  • Inspect furniture during wet seasons for any finish failures or moisture damage. Immediately sand and refinish affected areas.

With extra vigilance, poplar can still be serviceable outdoors. But there’s no avoiding the regular maintenance poplar requires compared to naturally durable woods.

Thought-Provoking Questions

These questions help reflect on whether poplar fits your specific needs:

  • Is the lower upfront cost of poplar worth the continual maintenance expense and time commitment?
  • Can you inspect and refinish outdoor poplar pieces at least annually?
  • How much of your outdoor poplar project will have direct exposure to rain, sun, and ground contact? The more protected it is, the better the odds of poplar surviving.
  • Do you prefer an occasional wood replacement chore versus frequent refinishing tasks? Replacing natural wood like cedar every 15-20 years may be easier than annual poplar refinishing.
  • Could your outdoor project combine durable wood frames with poplar panels? This protects vulnerable joinery while highlighting poplar’s aesthetic qualities.
  • Is an inexpensive wood like pressure-treated pine better than poplar for basic outdoor structures? The treated wood resists decay at a lower cost.
  • How comfortable are you with replacing poplar boards or components that fail in a few years? Some poplar projects require spot repairs as weaknesses arise.
  • Does your climate experience extreme swings in moisture that might damage poplar outdoors? In arid or Mediterranean environments, poplar may last longer.
  • Could a poplar patio set be protected in a covered area or garage during rainy seasons? Storing it minimizes exposure that deteriorates finishes.
  • Would you prefer regular poplar maintenance, or could a wood like cedar be untouched for years? Low-maintenance woods exist for set-it-and-forget-it durability.
  • Is this a temporary outdoor project or must it endure years of weathering? Poplar can serve short-term needs if replaced when it fails.

Asking these tough questions helps weigh options and set realistic expectations. A thoughtful analysis before starting an outdoor poplar project can prevent disappointments.

Conclusion

Poplar brings affordability and workability that appeal to woodworkers for indoor projects. But its lack of natural durability presents challenges for exterior applications exposed to the elements. With substantial protective measures and diligent maintenance, poplar can survive outside for several years, though it remains prone to problems.

Woods like cedar, cypress, and teak offer greater longevity and weather-resistance at a higher cost. Pressure-treated pine also endures better than poplar at a budget price point.

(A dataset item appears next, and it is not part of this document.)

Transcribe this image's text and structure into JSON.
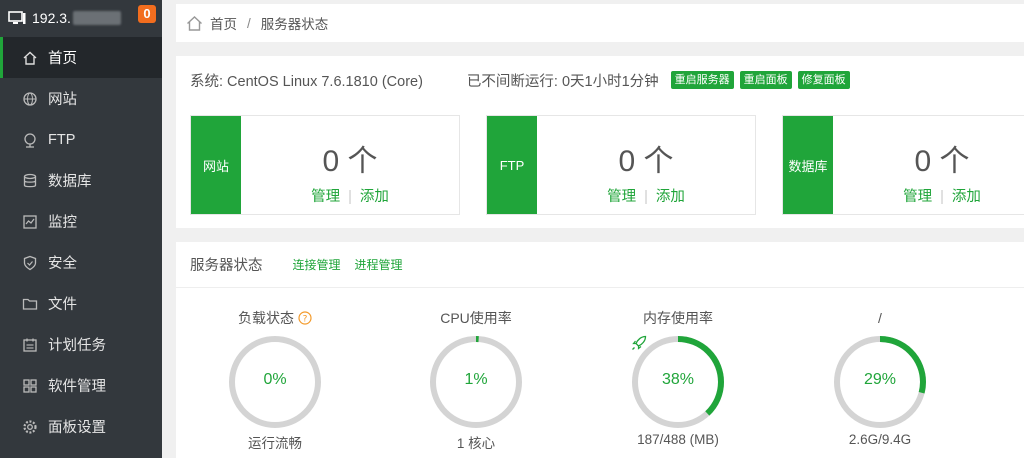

Weighing the alternatives against poplar’s benefits and drawbacks allows picking the right wood for outdoor furniture, construction, and detailing.

Asking tough questions helps set realistic expectations. With eyes wide open about poplar’s limitations, and taking precautions like robust finishing and moisture control, poplar can serve successfully in some exterior projects. But for low-maintenance outdoor items expected to last decades without attention, naturally decay-resistant woods make a worthwhile investment.